● **Task**
What follows is a set of records; repeat all of them exactly.

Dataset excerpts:
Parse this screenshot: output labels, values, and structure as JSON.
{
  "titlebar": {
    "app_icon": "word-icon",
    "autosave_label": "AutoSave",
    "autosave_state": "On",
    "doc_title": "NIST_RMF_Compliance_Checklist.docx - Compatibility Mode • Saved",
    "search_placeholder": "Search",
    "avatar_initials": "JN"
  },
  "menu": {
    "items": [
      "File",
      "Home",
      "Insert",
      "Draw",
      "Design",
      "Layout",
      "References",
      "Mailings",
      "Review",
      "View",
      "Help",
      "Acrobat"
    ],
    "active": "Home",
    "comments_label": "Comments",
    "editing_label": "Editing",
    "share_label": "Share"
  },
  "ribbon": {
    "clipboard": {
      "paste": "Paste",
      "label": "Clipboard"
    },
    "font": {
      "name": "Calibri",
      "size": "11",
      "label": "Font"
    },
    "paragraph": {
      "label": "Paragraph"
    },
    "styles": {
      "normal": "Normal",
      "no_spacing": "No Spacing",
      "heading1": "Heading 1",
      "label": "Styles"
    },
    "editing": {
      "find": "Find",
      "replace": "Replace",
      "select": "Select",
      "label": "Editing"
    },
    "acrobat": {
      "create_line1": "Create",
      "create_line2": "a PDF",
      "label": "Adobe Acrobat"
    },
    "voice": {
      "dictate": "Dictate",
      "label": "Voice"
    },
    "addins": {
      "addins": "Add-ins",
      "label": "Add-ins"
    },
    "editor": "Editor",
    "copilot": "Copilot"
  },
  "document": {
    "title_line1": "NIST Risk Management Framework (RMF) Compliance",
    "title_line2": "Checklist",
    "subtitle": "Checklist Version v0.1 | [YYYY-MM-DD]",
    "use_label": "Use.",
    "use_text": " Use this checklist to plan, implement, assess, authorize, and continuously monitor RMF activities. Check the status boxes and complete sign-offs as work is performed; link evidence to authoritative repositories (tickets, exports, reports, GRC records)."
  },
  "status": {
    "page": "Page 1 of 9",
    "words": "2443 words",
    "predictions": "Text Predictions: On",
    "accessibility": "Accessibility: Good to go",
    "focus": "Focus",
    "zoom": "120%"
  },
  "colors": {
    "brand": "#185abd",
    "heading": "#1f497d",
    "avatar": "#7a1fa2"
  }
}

● **Task result**
Parse this screenshot: output labels, values, and structure as JSON.
{
  "titlebar": {
    "app_icon": "word-icon",
    "autosave_label": "AutoSave",
    "autosave_state": "On",
    "doc_title": "NIST_RMF_Compliance_Checklist.docx - Compatibility Mode • Saved",
    "search_placeholder": "Search",
    "avatar_initials": "JN"
  },
  "menu": {
    "items": [
      "File",
      "Home",
      "Insert",
      "Draw",
      "Design",
      "Layout",
      "References",
      "Mailings",
      "Review",
      "View",
      "Help",
      "Acrobat"
    ],
    "active": "Home",
    "comments_label": "Comments",
    "editing_label": "Editing",
    "share_label": "Share"
  },
  "ribbon": {
    "clipboard": {
      "paste": "Paste",
      "label": "Clipboard"
    },
    "font": {
      "name": "Calibri",
      "size": "11",
      "label": "Font"
    },
    "paragraph": {
      "label": "Paragraph"
    },
    "styles": {
      "normal": "Normal",
      "no_spacing": "No Spacing",
      "heading1": "Heading 1",
      "label": "Styles"
    },
    "editing": {
      "find": "Find",
      "replace": "Replace",
      "select": "Select",
      "label": "Editing"
    },
    "acrobat": {
      "create_line1": "Create",
      "create_line2": "a PDF",
      "label": "Adobe Acrobat"
    },
    "voice": {
      "dictate": "Dictate",
      "label": "Voice"
    },
    "addins": {
      "addins": "Add-ins",
      "label": "Add-ins"
    },
    "editor": "Editor",
    "copilot": "Copilot"
  },
  "document": {
    "title_line1": "NIST Risk Management Framework (RMF) Compliance",
    "title_line2": "Checklist",
    "subtitle": "Checklist Version v0.1 | [YYYY-MM-DD]",
    "use_label": "Use.",
    "use_text": " Use this checklist to plan, implement, assess, authorize, and continuously monitor RMF activities. Check the status boxes and complete sign-offs as work is performed; link evidence to authoritative repositories (tickets, exports, reports, GRC records)."
  },
  "status": {
    "page": "Page 1 of 9",
    "words": "2443 words",
    "predictions": "Text Predictions: On",
    "accessibility": "Accessibility: Good to go",
    "focus": "Focus",
    "zoom": "120%"
  },
  "colors": {
    "brand": "#185abd",
    "heading": "#1f497d",
    "avatar": "#7a1fa2"
  }
}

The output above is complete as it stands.